After almost three decades in office, Leon County’s election supervisor is stepping down. One of Tallahassee’s statehouse representatives wants to replace him, but his attendance record in the Legislature might give some voters pause.
Rep. Alan Williams has served House District 8 for eight years in the Florida legislature. Now with term limits bringing that tenure to a close, he’s running to be Leon County’s next elections supervisor. But back in May, with signs going up and the campaign beginning in earnest, something seemed to be missing.
He missed a May 26 forum after skyping in for another event a few days earlier. Then on July 2, he missed the Frenchtown candidate forum. Williams has shown up at some other events, but it turns out spotty attendance is nothing new.
Back in February, Representative Marlene O’Toole called for Williams to introduce a bill in the education committee. The Central Florida Republican got silence followed by scattered laughter. Williams eventually showed up to the hearing—one of the five times he was marked present.
He missed the committee’s seven other meetings.
And that pattern continues in other committees. All told Williams has a 51 percent committee attendance record for the previous session.
Representative Alan Williams’ Absences:
10/06/2015: Energy & Utilities Subcommittee
10/07/2015: Education (unexcused)
10/20/2015: Energy & Utilities Subcommittee
12/01/2015: Select Committee On Affordable Healthcare, Appropriations
12/03/2015: Education, Economic Affairs
01/15/2016: Select Committee On Affordable Healthcare
01/20/2016: Select Committee On Affordable Healthcare
01/21/2016: Economic Affairs, Education, Appropriations
02/04/2016: Education (unexcused)
02/10/2016: Economic Affairs
02/18/2016: Economic Affairs
Total committee votes missed: 57
It’s worth noting lawmakers are people. People with families, businesses, and responsibilities of all sorts. Some—like Bradenton Republican Jim Boyd—show up for every committee hearing. But many, if not most, miss a few. It’s also worth noting the speaker’s office says it received no complaints about Williams from constituents or other lawmakers, and Williams broke no rules. House rules only impose a penalty for back-to-back unexcused absences. Nearly all of Williams’ absences were excused. But his letters asking for those excuses rarely offer an explanation.

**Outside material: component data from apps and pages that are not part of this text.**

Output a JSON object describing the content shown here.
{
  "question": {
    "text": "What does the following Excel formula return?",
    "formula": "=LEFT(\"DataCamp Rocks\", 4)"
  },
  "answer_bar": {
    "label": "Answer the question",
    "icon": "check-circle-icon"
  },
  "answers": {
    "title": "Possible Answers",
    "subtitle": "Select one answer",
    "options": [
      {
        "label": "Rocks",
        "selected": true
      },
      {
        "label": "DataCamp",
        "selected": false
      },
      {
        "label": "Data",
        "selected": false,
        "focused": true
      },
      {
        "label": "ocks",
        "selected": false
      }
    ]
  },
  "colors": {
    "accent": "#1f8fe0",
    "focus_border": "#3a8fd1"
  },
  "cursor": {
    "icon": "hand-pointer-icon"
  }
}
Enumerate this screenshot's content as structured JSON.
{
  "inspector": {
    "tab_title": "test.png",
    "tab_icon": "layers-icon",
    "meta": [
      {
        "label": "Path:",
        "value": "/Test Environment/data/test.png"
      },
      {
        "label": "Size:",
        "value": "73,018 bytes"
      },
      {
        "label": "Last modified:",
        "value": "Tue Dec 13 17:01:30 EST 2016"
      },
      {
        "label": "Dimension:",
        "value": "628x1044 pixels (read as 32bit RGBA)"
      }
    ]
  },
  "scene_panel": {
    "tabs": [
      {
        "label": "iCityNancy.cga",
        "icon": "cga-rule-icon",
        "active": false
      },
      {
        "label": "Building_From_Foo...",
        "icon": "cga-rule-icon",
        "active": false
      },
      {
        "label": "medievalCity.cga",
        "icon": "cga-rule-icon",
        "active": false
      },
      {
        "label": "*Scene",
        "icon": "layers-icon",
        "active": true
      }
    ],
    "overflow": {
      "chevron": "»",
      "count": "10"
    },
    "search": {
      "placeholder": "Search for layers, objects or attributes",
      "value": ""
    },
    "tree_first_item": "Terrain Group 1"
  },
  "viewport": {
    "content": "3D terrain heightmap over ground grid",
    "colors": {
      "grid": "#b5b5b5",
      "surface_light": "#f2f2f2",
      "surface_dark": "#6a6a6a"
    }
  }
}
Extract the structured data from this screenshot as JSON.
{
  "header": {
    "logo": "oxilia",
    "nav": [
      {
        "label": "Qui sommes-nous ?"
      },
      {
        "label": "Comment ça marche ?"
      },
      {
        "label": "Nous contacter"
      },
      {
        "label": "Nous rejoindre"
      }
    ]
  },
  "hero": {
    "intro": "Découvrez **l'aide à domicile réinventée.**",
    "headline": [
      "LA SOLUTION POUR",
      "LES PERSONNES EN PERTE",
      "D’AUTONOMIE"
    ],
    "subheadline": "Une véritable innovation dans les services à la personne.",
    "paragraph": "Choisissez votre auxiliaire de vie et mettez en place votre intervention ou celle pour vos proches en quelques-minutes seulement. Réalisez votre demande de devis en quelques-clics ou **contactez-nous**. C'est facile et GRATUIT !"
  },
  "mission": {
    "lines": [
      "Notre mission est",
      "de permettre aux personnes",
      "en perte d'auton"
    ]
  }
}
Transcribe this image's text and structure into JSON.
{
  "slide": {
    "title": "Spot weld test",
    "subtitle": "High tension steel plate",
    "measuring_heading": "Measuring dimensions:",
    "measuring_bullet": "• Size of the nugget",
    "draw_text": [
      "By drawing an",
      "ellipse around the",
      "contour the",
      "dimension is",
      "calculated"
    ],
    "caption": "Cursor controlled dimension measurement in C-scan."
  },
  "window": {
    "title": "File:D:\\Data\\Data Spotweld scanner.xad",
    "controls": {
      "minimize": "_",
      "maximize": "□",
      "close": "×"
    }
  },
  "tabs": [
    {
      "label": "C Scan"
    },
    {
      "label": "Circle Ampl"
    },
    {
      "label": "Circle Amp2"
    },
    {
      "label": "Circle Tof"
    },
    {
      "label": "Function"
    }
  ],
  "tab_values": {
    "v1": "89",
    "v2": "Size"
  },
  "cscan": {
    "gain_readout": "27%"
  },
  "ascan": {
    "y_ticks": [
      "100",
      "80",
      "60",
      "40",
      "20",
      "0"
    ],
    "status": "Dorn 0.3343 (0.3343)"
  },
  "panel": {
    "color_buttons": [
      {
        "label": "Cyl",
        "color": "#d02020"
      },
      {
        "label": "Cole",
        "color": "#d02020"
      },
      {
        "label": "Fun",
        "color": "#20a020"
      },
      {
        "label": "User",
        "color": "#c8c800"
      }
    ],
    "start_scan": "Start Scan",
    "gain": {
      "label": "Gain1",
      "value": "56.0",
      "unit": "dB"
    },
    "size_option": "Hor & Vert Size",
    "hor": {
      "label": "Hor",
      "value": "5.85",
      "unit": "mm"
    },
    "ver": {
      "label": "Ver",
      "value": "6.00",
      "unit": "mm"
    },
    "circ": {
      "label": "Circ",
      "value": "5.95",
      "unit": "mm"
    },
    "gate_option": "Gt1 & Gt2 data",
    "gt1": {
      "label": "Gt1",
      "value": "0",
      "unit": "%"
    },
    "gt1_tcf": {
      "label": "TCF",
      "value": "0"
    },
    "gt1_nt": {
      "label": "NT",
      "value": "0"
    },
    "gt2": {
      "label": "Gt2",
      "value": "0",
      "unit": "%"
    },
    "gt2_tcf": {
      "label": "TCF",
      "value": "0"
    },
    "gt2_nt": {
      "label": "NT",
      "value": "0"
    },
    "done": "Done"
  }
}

So, I asked him about it. Here are a few of the answers he gave:
“Being in senior leadership in the House,” Williams said, “there are a lot of times where we have votes that take pace that you know we’re trying to work with the speaker or work with other leaders in the House.”
Williams also suggested, “A lot of times when committees begin, members may not necessarily be there because they may be presenting bills in other committees.”
“A lot of the information that we had before us was more presentations more power points,” Williams pointed out about workshop sessions where no votes are taken.
“Last year we had a number of special sessions,” Williams said, “and so you have to remember we’re part time legislators so we’re also focusing on our business.”
But on closer examination those excuses don’t seem hold up.
First, Williams isn’t in senior leadership. He served as Democratic Whip from 2012 to 2014, but currently holds no title. Anyway, the House minority leader, pro tempore, and whip all have attendance records of 76 percent or better. Jim Boyd--the representative with perfect attendance—is the Republican whip.
What about missing hearings to present bills in other committees? Comparing every bill Williams sponsored or cosponsored with who presented that bill in committee produces no examples of a Williams absence occurring because he was presenting a bill elsewhere.
Williams admits missing hearings where lawmakers saw presentations instead of taking votes—some of those include a Department of Education overview with Secretary Pam Stewart, an explanation of the EPA’s clean power plan, and the governor’s budget proposals for the coming year.
Williams missed all of them.
Williams’ point about being a part time legislator came up with another lawmaker, too, but he took it in a different direction.
“Florida has a part time legislature,” Former Senate President and unabashed rules geek Don Gaetz says. “That means we’re not always in Tallahassee, in fact we’re in Tallahassee the minority of the time, so if committee hearings are scheduled or votes are scheduled it’s critical that members be in attendance.”
Although Williams didn’t break any rules, Gaetz says missing that many meetings can’t be good for a lawmaker or the constituents.
“I can tell you as a former presiding officer of the Senate, and as a committee chairman now in the Senate that an attendance record like that would be seriously problematic for a senator,” Gaetz says. “And speaking as the senator for Northwest Florida, if I had an attendance record like that I’d have a very difficult time explaining myself to my constituents in Northwest Florida.”
But if Williams’ excuses don’t jibe with his absences what was going on? A partial explanation is travel. He missed hearings in September and December to attend meetings of the National Black Caucus of State Legislators. Then in February he went to Colorado for a Young Elected Officials meeting.
In January House officials turned down his request to attend the HOPE forum in Atlanta. He ended up missing two committee hearings anyway—popping up at the Digital Pathway Summit on Amelia Island.
All of these events could help men and women become better lawmakers, but with an attendance record barely better than a coin flip, it’s clear Williams’ attention is divided.